Joel Farabee can turn on the jets pic.twitter.com/3xkxUtLOze— Kevin Papetti (@KPapetti) May 17, 2018
The other factor is what Farabee provides as a two-way threat. The phrase “two-way” has become a buzzword for a player who’s sound defensively, but in the modern NHL, it’s not enough to be good defensively. You have to counterpunch. Farabee is not just a two-way player, but a two-way threat.
That’s Farabee on the PK scoring a rather violent shorthanded goal.
While you never want to draw too much from one tournament, small sample sizes occasionally indicate patterns, similar to what happened to Miro Heiskanen, whose offense exploded at the World Juniors. Over the course of two World Juniors, Farabee has turned in a point per game performance, putting to rest any notion that he’s merely the product of a stacked junior team.
Is Farabee good enough for pick No. 13?
He might not even be there by the time Dallas picks. Scott Wheeler has him at No. 10, Steve Kournianos has him at No. 5 (!), Corey Pronman has him at No. 27 (?), and Jeremy Davis’ exhaustive numbers based approach has him at No. 14. What’s the catch?
Here’s Pronman on why he has Farabee (while talking about another draft-eligible player, Mattias Samuelsson) so low:
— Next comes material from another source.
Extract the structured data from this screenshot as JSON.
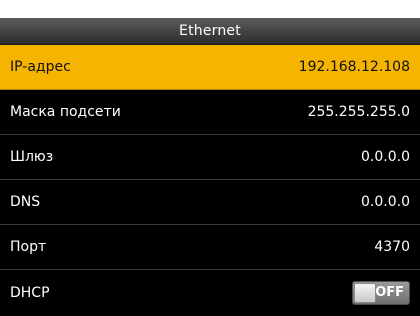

Farabee’s numbers have been fantastic this season. I’ve seen probably one-third of the USA U18 games this season between live and video views (and that number might be low) and I’ve never left a game loving either of them. That’s not to say I think they are bad players; both are quite good and are on my draft board. There are fierce advocates of both in the scouting community, for the draft slots I mentioned if not higher, as well as some skeptics. Farabee is a very intelligent two-way forward who sees the ice well and competes hard. Samuelsson is a 6-foot-4 defenseman with solid mobility, good intelligence and shuts guys down so well. However, on a skills level, I don’t see Farabee showing consistent top-six level ability.
It’s important to understand that Pronman tends to evaluate in tiers, and focuses more on raw talent, which might explain why Farabee’s defensive abilities are understated in his estimation.
My estimation is a little similar. At 6’0” and 168 pounds, Farabee’s frame is concerning not because size matters, but because part of his success comes from winning board battles, and hustling. Will these intangibles translate at the NHL level? I’m a little skeptical. Small successful players like Johnny Gaudreau or Alex DeBrincat offset their size with dynamic skill sets in other areas, like shooting or playmaking. Farabee can do both, but not at their level. Can he generate passes, shots, and space from winning battles against NHL bodies? To me that is the big question mark.
It’s something I saw watching Cole Ully in the AHL (who still belongs there in my opinion) — a very talented shooter, and player, but who seemed to play too much of a big man’s game in a small man’s body to let the rest of his skills flourish.
Obviously, Farabee is not Cole Ully. Nor is Farabee even that small (just slight). And Farabee is guaranteed to be an quality NHL player. But will he be the best player available if a better skater/playmaker is there, like Joe Veleno? Or a better finisher with better offensive instincts, like Jesperi Kotkaniemi? Or someone with better raw tools, like Vitali Kravtsov (whose KHL playoff totals were better than Valeri Nichushkin and Eeli Tolvanen as a U19)? Or players like Isac Lundestrom and Jonatan Berggren, who have shown comparable skill sets in tougher minutes?
It’s here where the idea of need vs. BPA breaks down. I don’t pretend to ask those questions rhetorically. From the footage I’ve watched, and opinions I’ve read, I don’t believe Farabee is better than the players who could potentially fall, let alone players in Farabee’s range. But I also didn’t believe Miro Heiskanen was the correct pick at No. 3 last year (don’t @ me).
Whatever the case, Farabee is what some would call a high floor, low ceiling pick. I prefer just looking at the player — he’s a quick, hardworking forward you can trust in all three zones (imagine Remi Elie, but with actual playmaking and finishing skills). That’s value no matter where you’re picking.